Oy vey! Because I am a glutton for punishment, or actually just a glutton, I managed to attend three Passover seders (ritual dinners) this week. (I have briefly enumerated the Wellington ones in another posting). Last night was my introduction to the Northland Jewish Association over matzah (unleavened bread) and maror (bitter herbs). It reminded me a little of Hamilton's community seders when I was younger and the Hamilton Jewish community was much much smaller.
About 36 people came from all over Northland, some driving quite long distances to be in Whangarei for the final night of Passover. With only a couple of exceptions (including me) they were either families with young children or much older folk. All were friendly and welcoming, though I was a bit taken aback by how comfortable several were in asking about my marital status within seconds of our introduction (none of your business either).

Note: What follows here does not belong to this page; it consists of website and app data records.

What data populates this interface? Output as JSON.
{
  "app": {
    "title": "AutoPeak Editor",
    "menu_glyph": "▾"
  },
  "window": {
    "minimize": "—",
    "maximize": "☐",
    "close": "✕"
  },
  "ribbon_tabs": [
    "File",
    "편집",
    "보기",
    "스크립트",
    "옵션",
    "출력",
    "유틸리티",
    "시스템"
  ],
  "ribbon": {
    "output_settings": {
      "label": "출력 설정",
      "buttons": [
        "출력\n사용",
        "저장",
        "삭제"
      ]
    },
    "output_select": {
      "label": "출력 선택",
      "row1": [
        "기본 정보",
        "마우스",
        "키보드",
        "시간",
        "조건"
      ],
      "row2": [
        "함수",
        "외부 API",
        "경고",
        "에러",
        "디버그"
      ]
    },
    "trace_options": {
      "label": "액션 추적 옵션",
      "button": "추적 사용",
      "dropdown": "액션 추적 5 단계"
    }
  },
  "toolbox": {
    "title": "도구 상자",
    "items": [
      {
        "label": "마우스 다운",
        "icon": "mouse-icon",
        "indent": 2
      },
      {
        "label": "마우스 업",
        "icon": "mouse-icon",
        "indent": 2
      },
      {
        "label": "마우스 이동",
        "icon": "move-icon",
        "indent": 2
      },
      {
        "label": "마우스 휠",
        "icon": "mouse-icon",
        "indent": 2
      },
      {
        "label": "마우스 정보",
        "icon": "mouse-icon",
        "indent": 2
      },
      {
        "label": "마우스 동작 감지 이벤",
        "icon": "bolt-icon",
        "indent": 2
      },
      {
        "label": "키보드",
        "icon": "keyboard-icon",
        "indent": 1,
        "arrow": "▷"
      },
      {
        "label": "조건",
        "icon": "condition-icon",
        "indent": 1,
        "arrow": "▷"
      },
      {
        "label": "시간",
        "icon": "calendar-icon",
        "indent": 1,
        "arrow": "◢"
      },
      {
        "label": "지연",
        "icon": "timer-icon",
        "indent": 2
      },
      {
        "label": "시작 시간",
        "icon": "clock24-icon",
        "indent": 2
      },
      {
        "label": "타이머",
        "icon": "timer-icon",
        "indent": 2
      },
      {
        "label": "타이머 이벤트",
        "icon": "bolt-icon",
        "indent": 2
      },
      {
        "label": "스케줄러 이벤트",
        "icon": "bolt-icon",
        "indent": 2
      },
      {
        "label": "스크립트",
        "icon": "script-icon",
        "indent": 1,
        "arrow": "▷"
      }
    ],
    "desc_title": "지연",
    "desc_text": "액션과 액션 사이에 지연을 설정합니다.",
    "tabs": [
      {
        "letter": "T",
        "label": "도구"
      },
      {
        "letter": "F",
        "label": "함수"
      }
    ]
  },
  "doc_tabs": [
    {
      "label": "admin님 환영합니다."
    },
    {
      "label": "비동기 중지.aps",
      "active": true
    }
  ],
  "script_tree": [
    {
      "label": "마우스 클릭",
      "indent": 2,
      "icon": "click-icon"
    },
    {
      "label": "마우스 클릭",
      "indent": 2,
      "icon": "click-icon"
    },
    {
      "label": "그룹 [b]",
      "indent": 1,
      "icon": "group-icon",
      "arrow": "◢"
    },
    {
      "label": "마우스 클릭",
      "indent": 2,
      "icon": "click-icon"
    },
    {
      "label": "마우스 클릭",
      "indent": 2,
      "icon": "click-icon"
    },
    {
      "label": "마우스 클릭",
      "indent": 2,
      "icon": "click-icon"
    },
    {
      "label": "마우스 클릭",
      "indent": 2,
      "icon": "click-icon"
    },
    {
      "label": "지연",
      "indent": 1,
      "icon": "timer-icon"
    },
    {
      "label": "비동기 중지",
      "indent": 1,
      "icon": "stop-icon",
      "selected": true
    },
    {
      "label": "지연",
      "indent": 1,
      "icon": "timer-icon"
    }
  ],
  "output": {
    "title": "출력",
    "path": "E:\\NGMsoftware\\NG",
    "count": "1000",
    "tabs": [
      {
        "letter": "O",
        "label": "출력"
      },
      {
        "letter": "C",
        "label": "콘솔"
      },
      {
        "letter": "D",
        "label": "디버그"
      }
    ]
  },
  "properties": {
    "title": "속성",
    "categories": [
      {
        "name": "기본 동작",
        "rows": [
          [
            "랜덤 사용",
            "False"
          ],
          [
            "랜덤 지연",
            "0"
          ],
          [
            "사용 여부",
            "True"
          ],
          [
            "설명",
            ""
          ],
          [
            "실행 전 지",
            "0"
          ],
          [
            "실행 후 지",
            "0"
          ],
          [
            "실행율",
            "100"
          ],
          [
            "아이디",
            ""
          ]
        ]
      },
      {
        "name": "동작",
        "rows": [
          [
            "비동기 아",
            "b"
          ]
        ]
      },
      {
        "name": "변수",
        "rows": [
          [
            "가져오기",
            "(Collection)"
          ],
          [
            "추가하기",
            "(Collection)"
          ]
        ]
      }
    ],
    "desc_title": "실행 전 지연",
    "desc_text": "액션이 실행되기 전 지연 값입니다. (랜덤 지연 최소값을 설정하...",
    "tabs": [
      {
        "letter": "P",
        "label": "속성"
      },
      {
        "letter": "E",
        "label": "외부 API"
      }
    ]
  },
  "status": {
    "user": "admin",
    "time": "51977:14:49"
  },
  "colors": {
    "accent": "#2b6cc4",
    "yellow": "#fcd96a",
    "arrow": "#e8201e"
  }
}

The inevitable problem in such gatherings of diverse, secular, diaspora Jews is what tunes to sing for the required songs. An ingenious approach was to play recordings for us to sing along with, karaoke style. Unfortunately the recordings were unfamiliar, though highly enjoyable, contemporary arrangements that didn't make our singing any less ragged. Fortunately I had had plenty of singing practice earlier in the week and was more confident about carrying a tune than usual (those who have heard me singing might not think it a good thing for me to feel confident about it).
The hagadah (order of service) was admirably concise for a gathering with so many young children, who had rehearsed to sing the four questions and tell a funny version of the Egypt story. Through out the rituals there was much hilarity as a trio of women leapt up at intervals to sing silly seder songs.
Asi, who was leading the service, kept asking me how I thought this compared to a traditional seder, but the truth is I don't know that I have ever attended a 'traditional' seder. Each of the several dozen in my life that I remember has been a quirky expression of that family's or community's relationship to Judaism. I once found a very camp hagadah on the internet, full of references to classic Hollywood movies and highly unsuitable for young children- and because that year I was expecting a gay couple and no kids, I used it. One of the many things I love about being a Jew is that there is a tradition of challenging orthodoxy and experimentation. As long as there are the makings of a Hillel sandwich (yummy apple and nut paste with horseradish and matzah- a taste that probably needs to be aquired young), at least four glasses of blessed wine and plenty of dipping, I'm happy.
The Northland seder covered the necessary halachical (religious law) bases yet was as relaxed, and playful, as most I have attended. I ate too much, enjoyed myself very much and made some new friends... nothing more could be asked. Chag sameach.
** While writing this post I glanced out my window to see a flock of 8 pukeko highstepping across my lawn!